Which lines of the data contain the string "stage"? Copy every one.

● ● ● ● ● ● ●

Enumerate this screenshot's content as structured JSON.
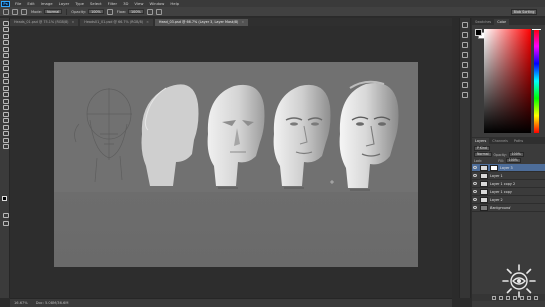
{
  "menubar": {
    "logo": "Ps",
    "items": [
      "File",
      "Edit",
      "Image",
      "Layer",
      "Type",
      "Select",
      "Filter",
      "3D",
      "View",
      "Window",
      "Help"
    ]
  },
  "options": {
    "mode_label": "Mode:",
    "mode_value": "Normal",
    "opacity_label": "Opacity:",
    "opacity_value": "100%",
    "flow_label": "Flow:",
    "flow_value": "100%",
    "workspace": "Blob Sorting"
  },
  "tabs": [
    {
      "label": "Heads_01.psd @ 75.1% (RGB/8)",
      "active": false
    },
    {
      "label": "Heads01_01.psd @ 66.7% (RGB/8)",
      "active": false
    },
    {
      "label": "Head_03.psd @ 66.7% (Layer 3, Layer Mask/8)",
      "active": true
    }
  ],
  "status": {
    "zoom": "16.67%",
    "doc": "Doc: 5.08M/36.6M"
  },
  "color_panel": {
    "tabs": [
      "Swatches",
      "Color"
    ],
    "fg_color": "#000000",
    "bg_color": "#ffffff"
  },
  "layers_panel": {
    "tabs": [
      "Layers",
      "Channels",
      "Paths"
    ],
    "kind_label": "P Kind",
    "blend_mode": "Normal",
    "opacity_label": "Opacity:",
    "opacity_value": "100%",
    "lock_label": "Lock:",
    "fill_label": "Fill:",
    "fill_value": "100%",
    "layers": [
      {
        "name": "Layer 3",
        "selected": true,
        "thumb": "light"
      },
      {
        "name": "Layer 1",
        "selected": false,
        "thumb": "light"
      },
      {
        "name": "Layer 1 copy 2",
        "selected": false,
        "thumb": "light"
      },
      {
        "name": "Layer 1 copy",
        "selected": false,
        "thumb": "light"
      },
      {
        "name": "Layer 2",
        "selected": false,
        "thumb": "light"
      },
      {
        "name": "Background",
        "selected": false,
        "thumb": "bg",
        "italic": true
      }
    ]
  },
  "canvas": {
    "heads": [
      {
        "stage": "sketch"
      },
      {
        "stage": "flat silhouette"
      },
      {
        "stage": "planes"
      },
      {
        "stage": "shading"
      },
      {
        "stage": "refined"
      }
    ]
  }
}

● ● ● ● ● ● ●

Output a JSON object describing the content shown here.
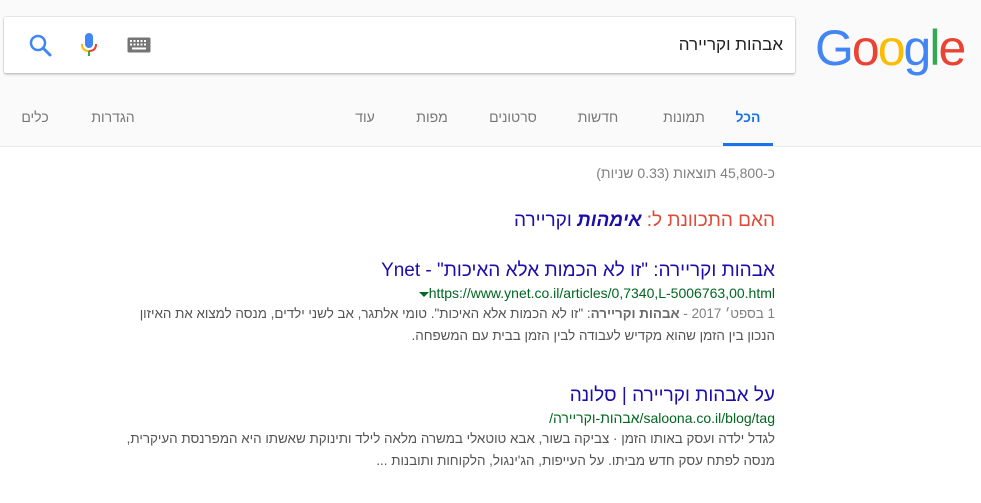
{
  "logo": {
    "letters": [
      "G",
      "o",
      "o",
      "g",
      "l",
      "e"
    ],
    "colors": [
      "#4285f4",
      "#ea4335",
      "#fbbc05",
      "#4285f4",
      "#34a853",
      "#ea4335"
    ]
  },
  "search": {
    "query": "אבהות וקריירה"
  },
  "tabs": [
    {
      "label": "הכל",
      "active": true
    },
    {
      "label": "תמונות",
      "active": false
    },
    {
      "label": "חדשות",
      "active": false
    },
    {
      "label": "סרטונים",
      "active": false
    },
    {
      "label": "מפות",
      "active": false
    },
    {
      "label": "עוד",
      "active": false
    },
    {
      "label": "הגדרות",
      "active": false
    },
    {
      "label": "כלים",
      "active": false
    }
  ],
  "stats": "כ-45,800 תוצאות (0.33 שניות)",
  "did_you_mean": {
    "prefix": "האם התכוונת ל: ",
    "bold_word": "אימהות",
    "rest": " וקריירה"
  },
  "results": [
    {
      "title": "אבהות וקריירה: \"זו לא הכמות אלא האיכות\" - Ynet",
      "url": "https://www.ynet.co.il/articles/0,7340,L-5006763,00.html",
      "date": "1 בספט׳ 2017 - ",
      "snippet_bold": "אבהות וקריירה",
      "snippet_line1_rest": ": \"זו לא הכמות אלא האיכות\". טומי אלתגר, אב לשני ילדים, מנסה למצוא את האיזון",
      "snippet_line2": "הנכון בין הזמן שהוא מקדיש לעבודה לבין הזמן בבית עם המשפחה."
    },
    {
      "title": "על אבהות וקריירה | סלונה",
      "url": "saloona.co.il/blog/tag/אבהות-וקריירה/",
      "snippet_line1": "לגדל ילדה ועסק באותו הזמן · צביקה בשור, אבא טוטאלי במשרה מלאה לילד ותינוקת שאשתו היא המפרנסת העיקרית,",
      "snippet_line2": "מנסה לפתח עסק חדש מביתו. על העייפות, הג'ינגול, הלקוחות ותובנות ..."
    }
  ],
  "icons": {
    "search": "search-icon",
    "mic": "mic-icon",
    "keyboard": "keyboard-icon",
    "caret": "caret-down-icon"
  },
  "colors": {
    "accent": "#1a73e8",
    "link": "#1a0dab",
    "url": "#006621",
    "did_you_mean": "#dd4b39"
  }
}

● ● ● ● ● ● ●

* Answer:
        "stage": "sketch"
        "stage": "flat silhouette"
        "stage": "planes"
        "stage": "shading"
        "stage": "refined"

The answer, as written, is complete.